Autor: Smerdon, David
Verlag: New in Chess
'What lifts the book above the ordinary is Smerdon’s quality of writing and his enthusiasm for chess, its players, and the chess world. An outstanding Book of the Year 2020, which combines insightful discussion of a previously unexplored subject with good writing and great entertainment throughout. Ideal for these difficult times.' -- Ray Edwards & Sean Marsh, 29th September 2020, ECF Book of the Year Jury
Chess is a cruel game. We all know that feeling when your position has gone awry and everything seems hopeless. You feel like resigning. But don’t give up! This is precisely the moment to switch to swindle mode.
Master the art of provoking errors and you will be able to turn the tables and escape with a draw – or sometimes even steal the full point!
Swindling is a skill that can be trained. In this book, David Smerdon shows how you can use tricks from psychology to marshal hidden resources and exploit your opponent’s biases.
In a lost position, your best practical chance often lies not in what the computer recommends, but in playing your opponent.
With an abundance of eye-popping examples and training exercises, Smerdon identifies the four best friends of every chess swindler: your opponent’s impatience, their hubris, their fear, and their need to stay in control.
You’ll also learn about such cunning swindling motifs as the Trojan Horse, the Decoy Trap, the Berserk Attack, and ‘Window-Ledging’.
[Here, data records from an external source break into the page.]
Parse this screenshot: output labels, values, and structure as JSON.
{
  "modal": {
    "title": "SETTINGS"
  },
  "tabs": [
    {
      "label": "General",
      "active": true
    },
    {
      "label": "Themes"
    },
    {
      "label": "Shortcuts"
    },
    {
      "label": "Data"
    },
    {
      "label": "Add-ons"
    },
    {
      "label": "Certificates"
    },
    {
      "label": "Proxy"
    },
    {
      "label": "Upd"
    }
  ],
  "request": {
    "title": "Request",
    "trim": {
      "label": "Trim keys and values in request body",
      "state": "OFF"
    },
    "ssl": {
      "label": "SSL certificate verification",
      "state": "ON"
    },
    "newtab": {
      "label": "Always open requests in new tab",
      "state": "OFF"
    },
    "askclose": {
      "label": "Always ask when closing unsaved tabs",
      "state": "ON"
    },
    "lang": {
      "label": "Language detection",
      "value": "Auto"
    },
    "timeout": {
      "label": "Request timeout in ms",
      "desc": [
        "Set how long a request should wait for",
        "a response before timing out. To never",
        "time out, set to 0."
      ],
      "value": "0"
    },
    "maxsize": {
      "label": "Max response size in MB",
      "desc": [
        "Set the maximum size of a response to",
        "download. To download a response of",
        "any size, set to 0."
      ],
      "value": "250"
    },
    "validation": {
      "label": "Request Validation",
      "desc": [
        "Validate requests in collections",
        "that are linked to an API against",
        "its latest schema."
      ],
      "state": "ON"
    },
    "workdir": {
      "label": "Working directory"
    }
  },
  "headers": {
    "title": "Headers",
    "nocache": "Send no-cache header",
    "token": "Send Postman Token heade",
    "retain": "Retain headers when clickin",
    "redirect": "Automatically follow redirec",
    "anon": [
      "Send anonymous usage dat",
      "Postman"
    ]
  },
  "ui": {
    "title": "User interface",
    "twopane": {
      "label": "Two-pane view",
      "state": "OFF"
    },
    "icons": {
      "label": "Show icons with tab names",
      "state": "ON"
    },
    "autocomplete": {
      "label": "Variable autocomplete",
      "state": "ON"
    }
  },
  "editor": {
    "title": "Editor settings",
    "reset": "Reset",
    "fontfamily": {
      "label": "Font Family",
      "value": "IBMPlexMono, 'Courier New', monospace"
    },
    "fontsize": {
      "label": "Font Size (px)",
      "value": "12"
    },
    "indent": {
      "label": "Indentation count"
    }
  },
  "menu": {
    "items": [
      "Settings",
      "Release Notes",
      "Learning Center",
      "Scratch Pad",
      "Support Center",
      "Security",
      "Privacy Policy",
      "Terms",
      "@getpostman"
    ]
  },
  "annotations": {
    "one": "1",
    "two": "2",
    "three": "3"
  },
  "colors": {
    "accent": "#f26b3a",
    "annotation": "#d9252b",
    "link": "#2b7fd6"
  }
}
So, come and join the Swindlers’ Club, become a great escape artist and dramatically improve your results. In this instructive and highly entertaining guide, Smerdon shows you how.
David Smerdon is an Australian chess grandmaster and behavioural economist. In 2015 he published the highly successful chess opening book Smerdon’s Scandinavian.
“It’s not just entertaining, it’s highly instructive as well. Well-structured and didactic, the human psychology of swindling is broken down into very clear themes. I cannot recommend this book highly enough. It fills a real gap in chess literature.” -- GM Daniel King, author of Sultan Khan
“An absorbing read that will provide inspiration for any player who wants to start the great escape when losing. An enjoyable way to discover the secrets of rescuing bad positions.” -- IM Gary Lane, Chess Moves Magazine
“This is quite a chunky book but it reads like a charm.” -- GM Matthew Sadler, author of Game Changer
“The book shines with terrific examples and explanations. I have to recommend it to every chess friend, because the next lost position may come sooner than expected!” -- IM Dirk Schuh
“A manual of how to use your chances in a lost position as effectively as possible.” -- IM Jeroen Bosch, Schaakmagazine
“Thoroughly instructive and extremely entertaining.” -- Sean Marsh, CHESS Magazine
“Smerdon is the first to treat the subject of swindling in a logical and systematic manner, but it is his choice of examples, well-known and obscure, that make the book shine.” -- GM Ian Rogers, The Byron Shire Echo
“A thrilling guide to this netherworld of not-quite-resignable positions. Throughout the book, Smerdon takes care to emphasize that the best practical chance in a bad position may well differ from the numerically ‘best’ move favoured by chess engines.” -- GM Luke McShane, The Spectator
“I really can’t imagine any reader not falling in love with this book. Not only will it help you to find swindles in your own games: it will also help you to avoid being swindled yourself.” -- Richard James, British Chess News
“This witty, thought-provoking and highly readable book should help you pick up (wonderfully undeserved!?) half and full points when you find yourself in one of those lousy positions that we all end up in at one time or another.” -- Ian Marks, Chess Scotland